> [What to produce]:
Copy the following data exactly and drop the pictures.

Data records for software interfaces
- - -

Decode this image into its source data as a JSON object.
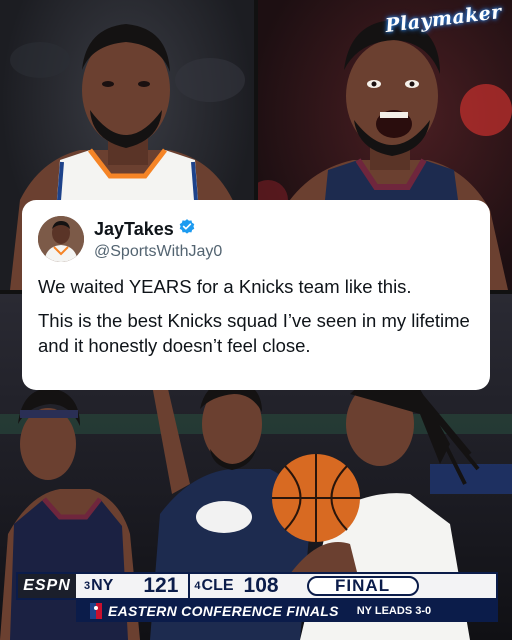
{
  "brand": {
    "logo_text": "Playmaker"
  },
  "tweet": {
    "display_name": "JayTakes",
    "handle": "@SportsWithJay0",
    "verified": true,
    "paragraphs": [
      "We waited YEARS for a Knicks team like this.",
      "This is the best Knicks squad I’ve seen in my lifetime and it honestly doesn’t feel close."
    ]
  },
  "scoreboard": {
    "network": "ESPN",
    "home": {
      "seed": "3",
      "team": "NY",
      "score": "121"
    },
    "away": {
      "seed": "4",
      "team": "CLE",
      "score": "108"
    },
    "status": "FINAL",
    "round": "EASTERN CONFERENCE FINALS",
    "series_status": "NY LEADS 3-0"
  },
  "colors": {
    "tweet_bg": "#ffffff",
    "verified_blue": "#1d9bf0",
    "bug_navy": "#0b1c4a",
    "knicks_orange": "#f58426",
    "cavs_wine": "#6f263d"
  }
}
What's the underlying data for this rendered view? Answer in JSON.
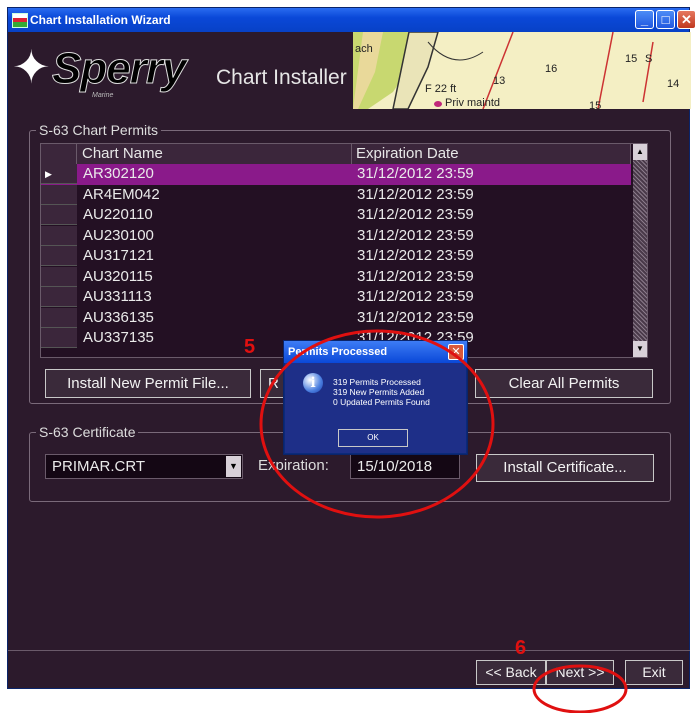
{
  "window": {
    "title": "Chart Installation Wizard",
    "controls": {
      "minimize": "_",
      "maximize": "□",
      "close": "✕"
    }
  },
  "header": {
    "brand": "Sperry",
    "tagline": "Marine",
    "subtitle": "Chart Installer",
    "chart_text": [
      "ach",
      "F 22 ft",
      "Priv maintd",
      "13",
      "16",
      "15",
      "S",
      "14",
      "15"
    ]
  },
  "permits": {
    "group_title": "S-63 Chart Permits",
    "columns": [
      "Chart Name",
      "Expiration Date"
    ],
    "rows": [
      {
        "name": "AR302120",
        "expires": "31/12/2012 23:59"
      },
      {
        "name": "AR4EM042",
        "expires": "31/12/2012 23:59"
      },
      {
        "name": "AU220110",
        "expires": "31/12/2012 23:59"
      },
      {
        "name": "AU230100",
        "expires": "31/12/2012 23:59"
      },
      {
        "name": "AU317121",
        "expires": "31/12/2012 23:59"
      },
      {
        "name": "AU320115",
        "expires": "31/12/2012 23:59"
      },
      {
        "name": "AU331113",
        "expires": "31/12/2012 23:59"
      },
      {
        "name": "AU336135",
        "expires": "31/12/2012 23:59"
      },
      {
        "name": "AU337135",
        "expires": "31/12/2012 23:59"
      }
    ],
    "install_button": "Install New Permit File...",
    "hidden_button_fragment": "R",
    "clear_button": "Clear All Permits"
  },
  "certificate": {
    "group_title": "S-63 Certificate",
    "selected": "PRIMAR.CRT",
    "expiration_label": "Expiration:",
    "expiration_value": "15/10/2018",
    "install_button": "Install Certificate..."
  },
  "footer": {
    "back": "<< Back",
    "next": "Next >>",
    "exit": "Exit"
  },
  "dialog": {
    "title": "Permits Processed",
    "lines": [
      "319 Permits Processed",
      "319 New Permits Added",
      "0 Updated Permits Found"
    ],
    "ok": "OK"
  },
  "annotations": {
    "step5": "5",
    "step6": "6",
    "color": "#e01010"
  }
}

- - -

> [Answer to this problem]:
Decode this image into its source data as a JSON object.
{
  "brand": {
    "logo_text": "Playmaker"
  },
  "tweet": {
    "display_name": "JayTakes",
    "handle": "@SportsWithJay0",
    "verified": true,
    "paragraphs": [
      "We waited YEARS for a Knicks team like this.",
      "This is the best Knicks squad I’ve seen in my lifetime and it honestly doesn’t feel close."
    ]
  },
  "scoreboard": {
    "network": "ESPN",
    "home": {
      "seed": "3",
      "team": "NY",
      "score": "121"
    },
    "away": {
      "seed": "4",
      "team": "CLE",
      "score": "108"
    },
    "status": "FINAL",
    "round": "EASTERN CONFERENCE FINALS",
    "series_status": "NY LEADS 3-0"
  },
  "colors": {
    "tweet_bg": "#ffffff",
    "verified_blue": "#1d9bf0",
    "bug_navy": "#0b1c4a",
    "knicks_orange": "#f58426",
    "cavs_wine": "#6f263d"
  }
}
What's the underlying data for this rendered view? Answer in JSON.
{
  "window": {
    "title": "Chart Installation Wizard",
    "controls": {
      "minimize": "_",
      "maximize": "□",
      "close": "✕"
    }
  },
  "header": {
    "brand": "Sperry",
    "tagline": "Marine",
    "subtitle": "Chart Installer",
    "chart_text": [
      "ach",
      "F 22 ft",
      "Priv maintd",
      "13",
      "16",
      "15",
      "S",
      "14",
      "15"
    ]
  },
  "permits": {
    "group_title": "S-63 Chart Permits",
    "columns": [
      "Chart Name",
      "Expiration Date"
    ],
    "rows": [
      {
        "name": "AR302120",
        "expires": "31/12/2012 23:59"
      },
      {
        "name": "AR4EM042",
        "expires": "31/12/2012 23:59"
      },
      {
        "name": "AU220110",
        "expires": "31/12/2012 23:59"
      },
      {
        "name": "AU230100",
        "expires": "31/12/2012 23:59"
      },
      {
        "name": "AU317121",
        "expires": "31/12/2012 23:59"
      },
      {
        "name": "AU320115",
        "expires": "31/12/2012 23:59"
      },
      {
        "name": "AU331113",
        "expires": "31/12/2012 23:59"
      },
      {
        "name": "AU336135",
        "expires": "31/12/2012 23:59"
      },
      {
        "name": "AU337135",
        "expires": "31/12/2012 23:59"
      }
    ],
    "install_button": "Install New Permit File...",
    "hidden_button_fragment": "R",
    "clear_button": "Clear All Permits"
  },
  "certificate": {
    "group_title": "S-63 Certificate",
    "selected": "PRIMAR.CRT",
    "expiration_label": "Expiration:",
    "expiration_value": "15/10/2018",
    "install_button": "Install Certificate..."
  },
  "footer": {
    "back": "<< Back",
    "next": "Next >>",
    "exit": "Exit"
  },
  "dialog": {
    "title": "Permits Processed",
    "lines": [
      "319 Permits Processed",
      "319 New Permits Added",
      "0 Updated Permits Found"
    ],
    "ok": "OK"
  },
  "annotations": {
    "step5": "5",
    "step6": "6",
    "color": "#e01010"
  }
}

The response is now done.